pip install cfde-submit

# output here is the directory with the output of the script
cfde run output

# check the status of the ingestion
cfde status

This tool facilitates authentication, manual preview verification when loaded on the server side (you will get an email), followed by CFDE verification and ultimate incorporation of your data into the unified portal.


Taking advantage of this tooling will simplify the process of ETL script development given that most things will be caught with dataclass assertions and datapackage validation. Nonetheless, this enforces minimal compliance with the C2M2 standard. For maximal compliance, it is essential that you review the most up to date C2M2 documentation and it may also be useful to review and perform FAIR assessments, which includes more elaborate assertions for compliance with FAIRness beyond the C2M2.
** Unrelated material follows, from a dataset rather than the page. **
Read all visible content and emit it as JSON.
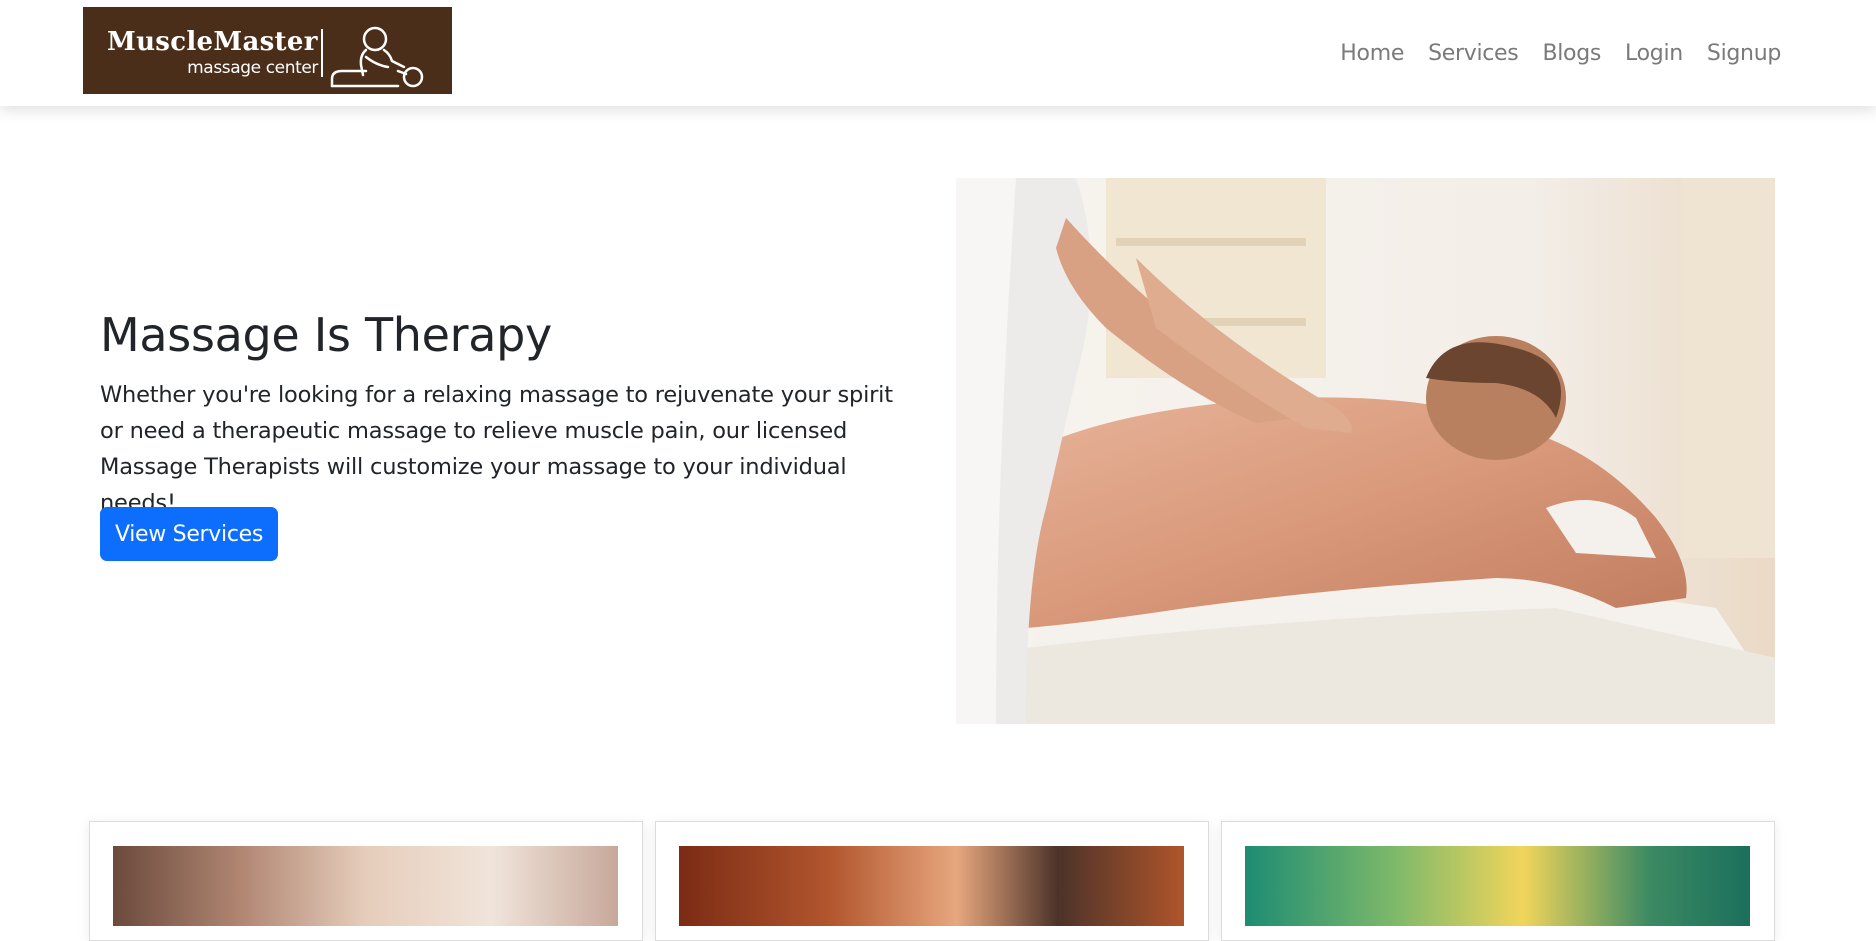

Video Tutorials

The LINCS DCC has additionally created video tutorials to show how the LINCS L1000 dataset can be converted to C2M2 format. The tutorials have been adapted from the demo presented at the April 5th, 2022 CFDE Cross-Pollination Meeting. These videos use the most recent release of the LINCS L1000 signatures as example data, and are intended to complement the protocol above as a separate demonstration of how a different dataset may be converted to the C2M2 model.

Introduction - This video briefly introduces the C2M2 model and the LINCS program, as well as provides an overview of the LINCS L1000 data.

Consolidating Metadata - This video discusses how the LINCS L1000 dataset was processed, including how ontological mappings were generated.

Building a Datapackage - This video walks through the steps of building each type of C2M2-compliant metadata table using the processed LINCS L1000 data.

Code Demo - Jupyter Notebook containing demo code from video tutorials, showing how to set up the C2M2 metadata tables for LINCS L1000 data.



The CFDE FAIR repository is currently private given that it contains details about DCCs that have not yet been verified. Please submit a request to if you need access to the repository.

If you have access to the repository, you can access it here. It contains C2M2 conversion scripts much like the one described here for several DCC's publicly facing metadata, organized into directories with each DCC name.